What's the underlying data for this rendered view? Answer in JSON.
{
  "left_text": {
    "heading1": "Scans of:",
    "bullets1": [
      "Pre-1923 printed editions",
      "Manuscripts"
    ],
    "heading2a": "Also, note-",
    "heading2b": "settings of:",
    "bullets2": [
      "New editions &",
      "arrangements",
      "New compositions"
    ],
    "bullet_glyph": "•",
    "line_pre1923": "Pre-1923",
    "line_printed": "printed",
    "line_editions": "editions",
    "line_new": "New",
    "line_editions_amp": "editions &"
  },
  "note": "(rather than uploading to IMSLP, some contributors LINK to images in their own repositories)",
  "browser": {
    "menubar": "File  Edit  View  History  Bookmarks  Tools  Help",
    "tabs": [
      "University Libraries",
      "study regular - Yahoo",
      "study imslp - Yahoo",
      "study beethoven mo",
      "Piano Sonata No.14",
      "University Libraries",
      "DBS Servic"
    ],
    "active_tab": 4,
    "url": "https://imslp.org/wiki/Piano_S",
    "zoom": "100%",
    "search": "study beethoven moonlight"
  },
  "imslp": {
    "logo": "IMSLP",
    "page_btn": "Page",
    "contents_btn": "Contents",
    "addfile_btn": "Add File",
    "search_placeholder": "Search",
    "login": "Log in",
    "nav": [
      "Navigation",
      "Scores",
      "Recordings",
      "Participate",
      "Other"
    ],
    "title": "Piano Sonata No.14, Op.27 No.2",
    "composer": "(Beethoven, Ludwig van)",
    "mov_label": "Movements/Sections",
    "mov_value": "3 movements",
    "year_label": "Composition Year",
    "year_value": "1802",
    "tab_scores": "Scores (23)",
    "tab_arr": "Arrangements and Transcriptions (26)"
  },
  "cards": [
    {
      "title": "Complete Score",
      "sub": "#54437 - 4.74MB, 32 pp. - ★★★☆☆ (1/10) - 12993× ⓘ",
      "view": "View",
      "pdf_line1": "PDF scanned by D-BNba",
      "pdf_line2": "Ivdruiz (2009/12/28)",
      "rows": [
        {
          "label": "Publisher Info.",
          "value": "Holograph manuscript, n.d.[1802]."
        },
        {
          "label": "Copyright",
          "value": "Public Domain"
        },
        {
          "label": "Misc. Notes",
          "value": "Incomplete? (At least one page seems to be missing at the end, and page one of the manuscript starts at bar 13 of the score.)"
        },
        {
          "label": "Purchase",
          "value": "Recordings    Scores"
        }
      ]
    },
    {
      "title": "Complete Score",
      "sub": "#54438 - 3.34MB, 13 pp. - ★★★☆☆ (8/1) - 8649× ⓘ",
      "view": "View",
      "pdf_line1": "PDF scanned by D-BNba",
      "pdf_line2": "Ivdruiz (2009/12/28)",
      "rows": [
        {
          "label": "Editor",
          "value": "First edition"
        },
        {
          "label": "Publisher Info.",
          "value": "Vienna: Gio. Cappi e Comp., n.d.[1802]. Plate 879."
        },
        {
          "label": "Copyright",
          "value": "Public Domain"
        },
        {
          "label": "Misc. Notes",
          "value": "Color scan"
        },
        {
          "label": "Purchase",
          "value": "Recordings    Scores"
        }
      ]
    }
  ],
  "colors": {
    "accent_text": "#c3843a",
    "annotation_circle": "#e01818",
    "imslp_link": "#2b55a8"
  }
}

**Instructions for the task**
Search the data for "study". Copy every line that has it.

**Exercise response**
      "study regular - Yahoo",
      "study imslp - Yahoo",
      "study beethoven mo",
    "search": "study beethoven moonlight"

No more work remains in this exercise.